WORK REQUIRED: Look through the lines below, find those with the word "icon", and copy them.

RECORDS SUPPLIED:
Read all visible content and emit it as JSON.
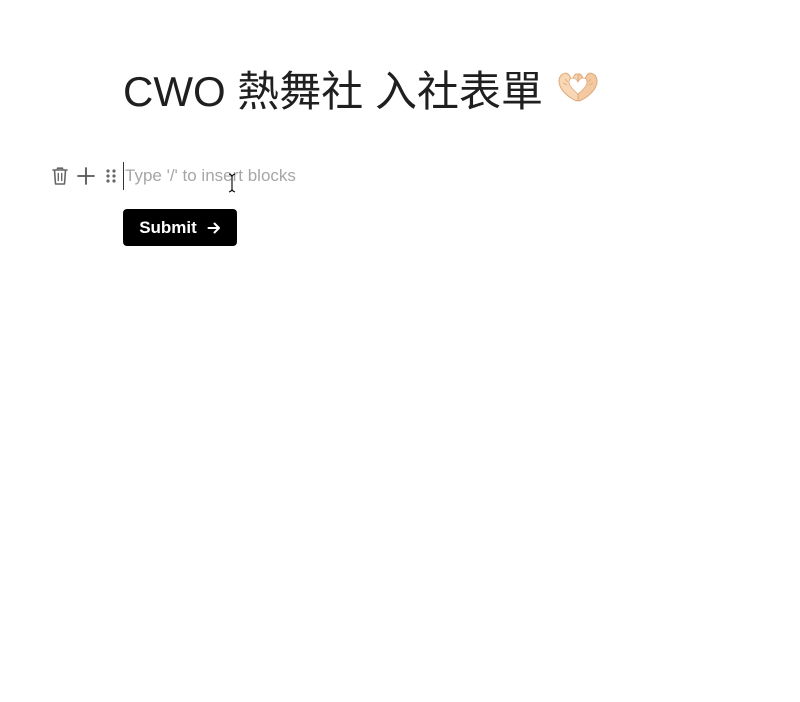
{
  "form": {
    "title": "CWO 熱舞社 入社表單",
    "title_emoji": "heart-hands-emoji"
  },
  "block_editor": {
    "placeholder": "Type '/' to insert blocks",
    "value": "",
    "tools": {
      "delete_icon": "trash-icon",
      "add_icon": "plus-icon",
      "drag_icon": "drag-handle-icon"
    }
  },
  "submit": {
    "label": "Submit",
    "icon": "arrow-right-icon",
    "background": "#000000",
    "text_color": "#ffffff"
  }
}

RESULT FOR THIS TASK:
      "delete_icon": "trash-icon",
      "add_icon": "plus-icon",
      "drag_icon": "drag-handle-icon"
    "icon": "arrow-right-icon",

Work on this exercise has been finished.